Last item for navigation

Vital knowledge about Indigenous people's history

Indigenous History Month
Posted on 06/11/2021
NIPH graphic

June is National Indigenous History Month and students throughout the WECDSB will be learning vital knowledge about the invaluable contributions Indigenous people have made to the fabric of our society.

“Whether they are writers, athletes, scientists, artists or activists, Indigenous people have played an extremely important role in developing relationships and helping to define our nation,” said Rosemary LoFaso, Superintendent of Education, whose portfolios include equity and diversity. “When learning about the true history of our country, our students need to recognize the cultural diversity of First Nations, Inuit, and Métis Peoples, and how these various groups and individuals have contributed to shaping who we are collectively as a Canadian society.”

With the recent discovery of the remains of 215 children at the Kamloops Indian Residential School, supporting Indigenous students, highlighting the struggles of Indigenous people to maintain their cultural identity, and teaching all students about the need for truth and reconciliation has never been more important, said Darlene Marshall, the board's Indigenous Education lead.

“We know that this work must extend beyond a day or a month,” she said. “It is important that we continue to incorporate learning about Indigenous ways of knowing, hosting interactive events, and inviting Indigenous voices into the classroom. These are all ways we can continue to prioritize and celebrate the perspectives of First Nations, Inuit, and Métis Peoples all year long.”

As an example of how this learning can inspire people to act for meaningful change, Marshall pointed to Angelo Lucier, a Grade 6 student who has independently learned more about residential schools and is now conducting a letter writing campaign calling on the federal government to enshrine the International Declaration of Indigenous Rights into Canadian law.

To support learning and engagement, the board will offer a variety of activities and programs with local community partners throughout the month, with special emphasis on National Indigenous Peoples Day on June 21. 


  • Streaming a virtual celebration of National Indigenous Peoples Day June 21, with Grandmother’s Voice who will be hosting performances of song, dance, art, music and stories of First Nations, Metis and Inuit peoples.
  • Classroom sessions highlighting local Anishinaabe teachings of “summer solstice” and the “Strawberry Moon”.
  • Celebrating the graduation of Indigenous students with the delivery of “Student Bundles”
  • Connecting with and supporting our Indigenous families of WECDSB with the delivery of medicine bundles 

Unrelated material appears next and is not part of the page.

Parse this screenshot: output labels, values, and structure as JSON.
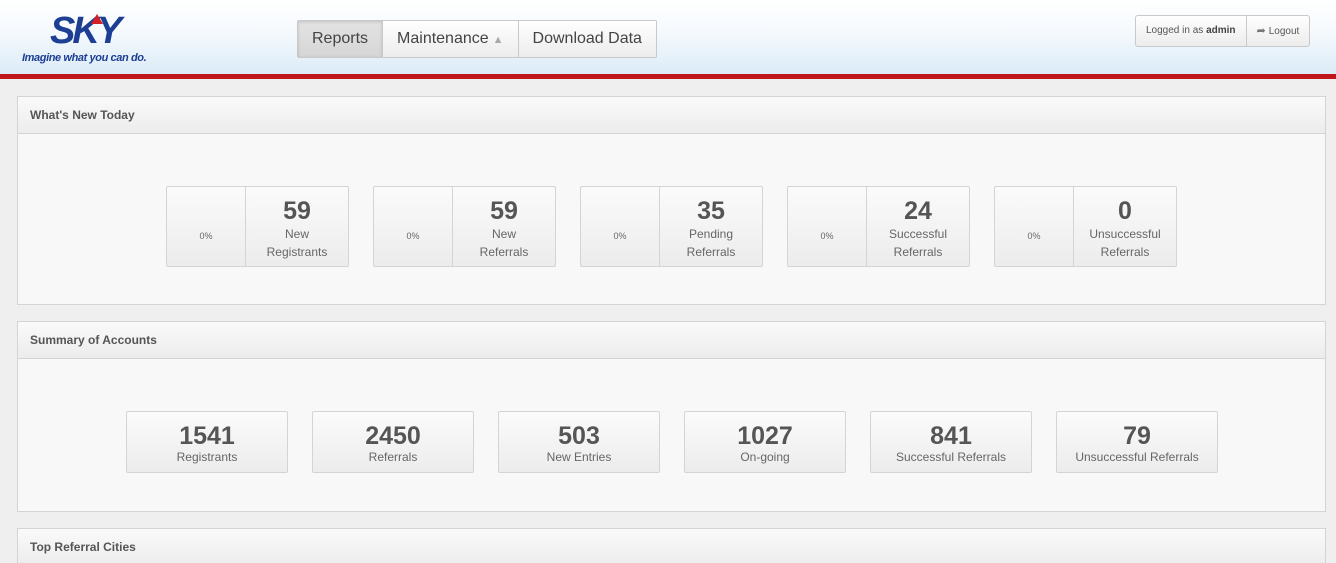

Learn more about our Indigenous Education programs here.
Website by SchoolMessenger Presence. © 2024 SchoolMessenger Corporation. All rights reserved.